The first time I ever heard of the drug thalidomide was thanks to the Billy Joel song, “We Didn’t Start the Fire.” For the longest time, it was just another term in the lyrics that didn’t make much sense to me. That is, until I did a school history project on the song and learned what all the names, places and terms have to do with history.
Just for a refresher – in case you never had such a history project and also was born too late to really learn much about this tragedy – thalidomide was a sedative drug prescribed to pregnant women from 1957 to 1961 in order to combat morning sickness and aid sleep. It must have worked, because it was prescribed for four years. However, it also worked at causing birth defects.
Thanks to the drug, more than 10,000 children in 46 countries were born with deformities, such as phocomelia, which is the underdevelopment of limbs and appendages. Of course, exact numbers can’t be known, but it is estimated that up to 20,000 total were born.
One positive outcome of this tragedy, however, was that it resulted in the need for much stricter testing before being introduced for drug and pesticide testing. Thankfully, nothing like that should ever happen again.
In a recent paper published in the Journal of Bioethical Inquiry by Alice Dreger, professor of clinical medical humanities and bioethics at Northwestern University, it is revealed that something much worse has been going on. Perhaps it hasn’t affected as many people, but it has been going on with full knowledge of the consequences, of which both the intentional and unintentional ones are just awful.
The women being given the drug called dexamethasone are carriers of a rare genetic trait called congenital adrenal hyperplasia (CAH). And the horrendous effects of this genetic disorder are that their daughters *might* be born with intersex or more male-typical genitals and brains.
In short, the women taking this drug want to avoid having daughters who are lesbians and/or tomboys.
If that isn’t egregious enough, dexamethasone is a synthetic steroid much like thalidomide that is known to potentially cause major birth defects. For more than 10 years, medical societies have warned about this off-label use of the drug. Yet, mothers offered the choice have been told it “has been found safe for mother and child” though there is no scientific evidence of this fact. Actually, a recent study from Sweden reports nearly 20 percent of the children exposed in utero have “serious adverse events.”
What’s even worse is that the drug must be given well before it is known whether or not the fetus carries the congenital defect. In fact, it has to be given even before it is known whether or not it is a girl. So nearly 90 percent of the fetuses exposed to it could not possibly benefit, if avoiding masculine tendencies is even a “benefit.”
Oh, and in case you’re wondering, the government is well aware of the situation.
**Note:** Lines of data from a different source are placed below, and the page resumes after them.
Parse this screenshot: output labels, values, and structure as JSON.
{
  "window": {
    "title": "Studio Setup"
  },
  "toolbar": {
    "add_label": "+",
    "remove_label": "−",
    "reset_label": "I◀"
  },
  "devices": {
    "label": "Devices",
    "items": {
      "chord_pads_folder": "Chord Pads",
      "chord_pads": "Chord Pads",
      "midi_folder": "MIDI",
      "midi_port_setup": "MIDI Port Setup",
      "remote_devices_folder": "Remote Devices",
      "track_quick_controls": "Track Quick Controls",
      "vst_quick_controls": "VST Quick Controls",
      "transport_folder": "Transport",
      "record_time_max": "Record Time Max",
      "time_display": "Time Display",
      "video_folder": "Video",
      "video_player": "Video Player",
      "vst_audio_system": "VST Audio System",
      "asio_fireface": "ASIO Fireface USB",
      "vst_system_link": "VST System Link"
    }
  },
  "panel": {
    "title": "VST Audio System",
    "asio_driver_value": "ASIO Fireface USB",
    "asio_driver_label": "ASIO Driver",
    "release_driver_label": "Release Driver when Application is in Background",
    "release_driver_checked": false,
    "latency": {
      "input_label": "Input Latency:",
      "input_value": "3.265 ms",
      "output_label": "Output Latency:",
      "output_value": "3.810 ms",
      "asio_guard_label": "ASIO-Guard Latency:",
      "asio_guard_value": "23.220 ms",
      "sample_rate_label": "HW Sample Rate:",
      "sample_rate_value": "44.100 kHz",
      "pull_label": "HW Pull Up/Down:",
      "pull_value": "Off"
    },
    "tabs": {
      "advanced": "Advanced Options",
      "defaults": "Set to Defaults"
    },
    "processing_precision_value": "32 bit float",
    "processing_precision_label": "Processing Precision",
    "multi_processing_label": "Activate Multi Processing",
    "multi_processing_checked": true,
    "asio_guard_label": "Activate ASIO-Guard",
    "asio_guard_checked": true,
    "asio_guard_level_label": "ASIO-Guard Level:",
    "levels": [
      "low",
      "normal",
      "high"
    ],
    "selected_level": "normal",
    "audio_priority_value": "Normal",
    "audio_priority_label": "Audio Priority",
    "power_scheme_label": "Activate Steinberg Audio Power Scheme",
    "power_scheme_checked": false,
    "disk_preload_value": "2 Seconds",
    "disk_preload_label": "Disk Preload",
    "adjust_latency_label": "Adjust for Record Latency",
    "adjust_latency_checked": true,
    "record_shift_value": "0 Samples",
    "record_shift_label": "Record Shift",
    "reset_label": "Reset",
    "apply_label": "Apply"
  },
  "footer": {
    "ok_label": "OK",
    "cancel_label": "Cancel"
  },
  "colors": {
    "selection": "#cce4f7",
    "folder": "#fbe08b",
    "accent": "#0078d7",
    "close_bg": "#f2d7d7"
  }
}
Actually,the National Institutes of Health has funded research to see if these attempts to prevent “behavioral masculinization” are “successful.”